The request from the Consumer Federation of America (CFA) and the Center for Media Education (CME) came on the deadline for interested parties to file comments asking the FCC to reconsider rules that limit the concentration of cable companies.
In September, the FCC issued “horizontal ownership” rules, allowing any one cable company to serve up to 30% of all cable homes nationwide. The decision was considered favorable to Tele-Communications Inc., the nation’s largest cable operator, which has a national reach of 27%, according to CFA legislative counsel Bradley Stillman.
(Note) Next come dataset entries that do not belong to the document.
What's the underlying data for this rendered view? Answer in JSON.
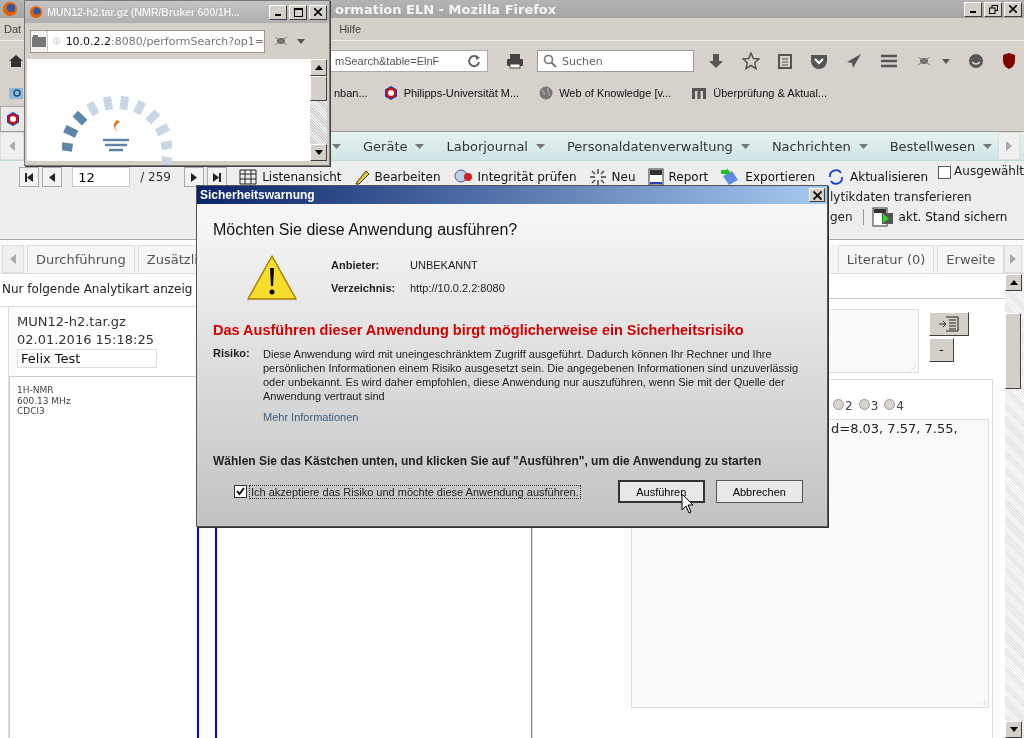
{
  "browser": {
    "title": "ormation ELN - Mozilla Firefox",
    "menu": [
      "Dat",
      "Hilfe"
    ],
    "url": "mSearch&table=ElnF",
    "search": {
      "placeholder": "Suchen"
    },
    "bookmarks": [
      "nban...",
      "Philipps-Universität M...",
      "Web of Knowledge [v...",
      "Überprüfung & Aktual..."
    ]
  },
  "app_menu": [
    "Geräte",
    "Laborjournal",
    "Personaldatenverwaltung",
    "Nachrichten",
    "Bestellwesen"
  ],
  "toolbar": {
    "record": "12",
    "total": "/ 259",
    "actions": [
      "Listenansicht",
      "Bearbeiten",
      "Integrität prüfen",
      "Neu",
      "Report",
      "Exportieren",
      "Aktualisieren"
    ],
    "filter": {
      "label": "Ausgewählt",
      "checked": false
    },
    "transfer": "lytikdaten transferieren",
    "partial": "gen",
    "save": "akt. Stand sichern"
  },
  "tabs_left": [
    {
      "label": "Durchführung",
      "selected": false
    },
    {
      "label": "Zusätzli",
      "selected": false
    }
  ],
  "tabs_right": [
    {
      "label": "Literatur (0)",
      "selected": false
    },
    {
      "label": "Erweite",
      "selected": false
    }
  ],
  "analysis": {
    "filter_label": "Nur folgende Analytikart anzeig",
    "file": "MUN12-h2.tar.gz",
    "date": "02.01.2016 15:18:25",
    "user": "Felix Test",
    "spectrum_info": [
      "1H-NMR",
      "600.13 MHz",
      "CDCl3"
    ]
  },
  "details": {
    "minus": "-",
    "radios": [
      {
        "label": "2",
        "selected": false
      },
      {
        "label": "3",
        "selected": false
      },
      {
        "label": "4",
        "selected": false
      }
    ],
    "peaks": "d=8.03, 7.57, 7.55,"
  },
  "popup": {
    "title": "MUN12-h2.tar.gz (NMR/Bruker 600/1H...",
    "url_host": "10.0.2.2",
    "url_rest": ":8080/performSearch?op1="
  },
  "dialog": {
    "title": "Sicherheitswarnung",
    "question": "Möchten Sie diese Anwendung ausführen?",
    "publisher_label": "Anbieter:",
    "publisher": "UNBEKANNT",
    "location_label": "Verzeichnis:",
    "location": "http://10.0.2.2:8080",
    "warning": "Das Ausführen dieser Anwendung birgt möglicherweise ein Sicherheitsrisiko",
    "risk_label": "Risiko:",
    "risk_text": "Diese Anwendung wird mit uneingeschränktem Zugriff ausgeführt. Dadurch können Ihr Rechner und Ihre persönlichen Informationen einem Risiko ausgesetzt sein. Die angegebenen Informationen sind unzuverlässig oder unbekannt. Es wird daher empfohlen, diese Anwendung nur auszuführen, wenn Sie mit der Quelle der Anwendung vertraut sind",
    "more": "Mehr Informationen",
    "instruction": "Wählen Sie das Kästchen unten, und klicken Sie auf \"Ausführen\", um die Anwendung zu starten",
    "accept": {
      "label": "Ich akzeptiere das Risiko und möchte diese Anwendung ausführen.",
      "checked": true
    },
    "buttons": [
      "Ausführen",
      "Abbrechen"
    ]
  }
}
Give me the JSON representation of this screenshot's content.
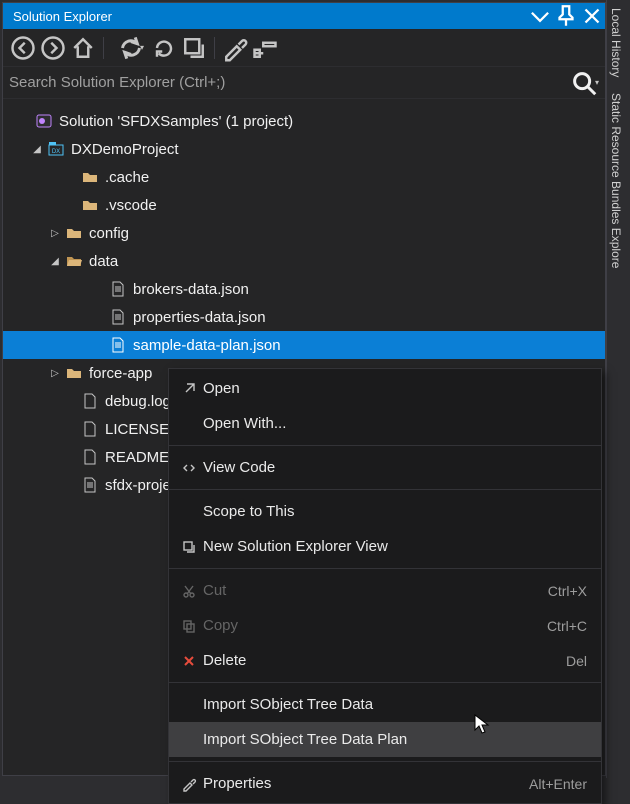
{
  "panel": {
    "title": "Solution Explorer"
  },
  "search": {
    "placeholder": "Search Solution Explorer (Ctrl+;)"
  },
  "vertical_tabs": [
    "Local History",
    "Static Resource Bundles Explore"
  ],
  "tree": {
    "root": {
      "label": "Solution 'SFDXSamples' (1 project)"
    },
    "project": {
      "label": "DXDemoProject"
    },
    "folders": {
      "cache": ".cache",
      "vscode": ".vscode",
      "config": "config",
      "data": "data",
      "forceapp": "force-app"
    },
    "data_files": {
      "brokers": "brokers-data.json",
      "properties": "properties-data.json",
      "sampleplan": "sample-data-plan.json"
    },
    "files": {
      "debug": "debug.log",
      "license": "LICENSE",
      "readme": "README.md",
      "sfdx": "sfdx-project.json"
    }
  },
  "contextmenu": {
    "open": "Open",
    "openwith": "Open With...",
    "viewcode": "View Code",
    "scope": "Scope to This",
    "newview": "New Solution Explorer View",
    "cut": "Cut",
    "cut_sc": "Ctrl+X",
    "copy": "Copy",
    "copy_sc": "Ctrl+C",
    "delete": "Delete",
    "delete_sc": "Del",
    "import_tree": "Import SObject Tree Data",
    "import_plan": "Import SObject Tree Data Plan",
    "properties": "Properties",
    "properties_sc": "Alt+Enter"
  }
}
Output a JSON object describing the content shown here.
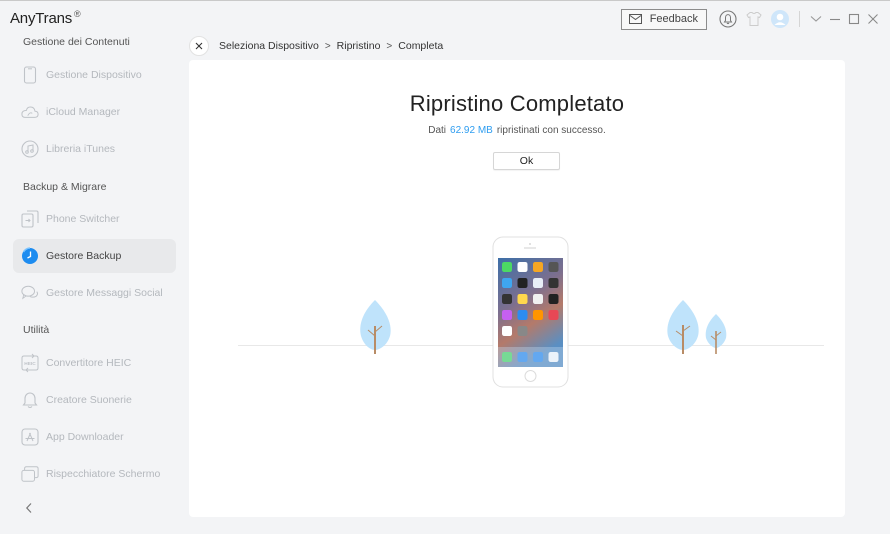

The consumer groups also urged the FCC to limit to 20% the number of channels in which a cable system could hold a financial interest. Under the FCC’s September ruling, individual systems could hold a “vertical ownership” interest in up to 40% of its channels.
CFA and CME also recommended the FCC place a cap on the number of subscribers that can be served by a merged telephone and cable company.
“We call upon (new FCC chairman) Reed Hundt to reverse the commission’s 12 years of wholesale media industry deregulation and adopt new rules designed to protect both consumers and independent programmers,” said CME executive director Jeff Chester.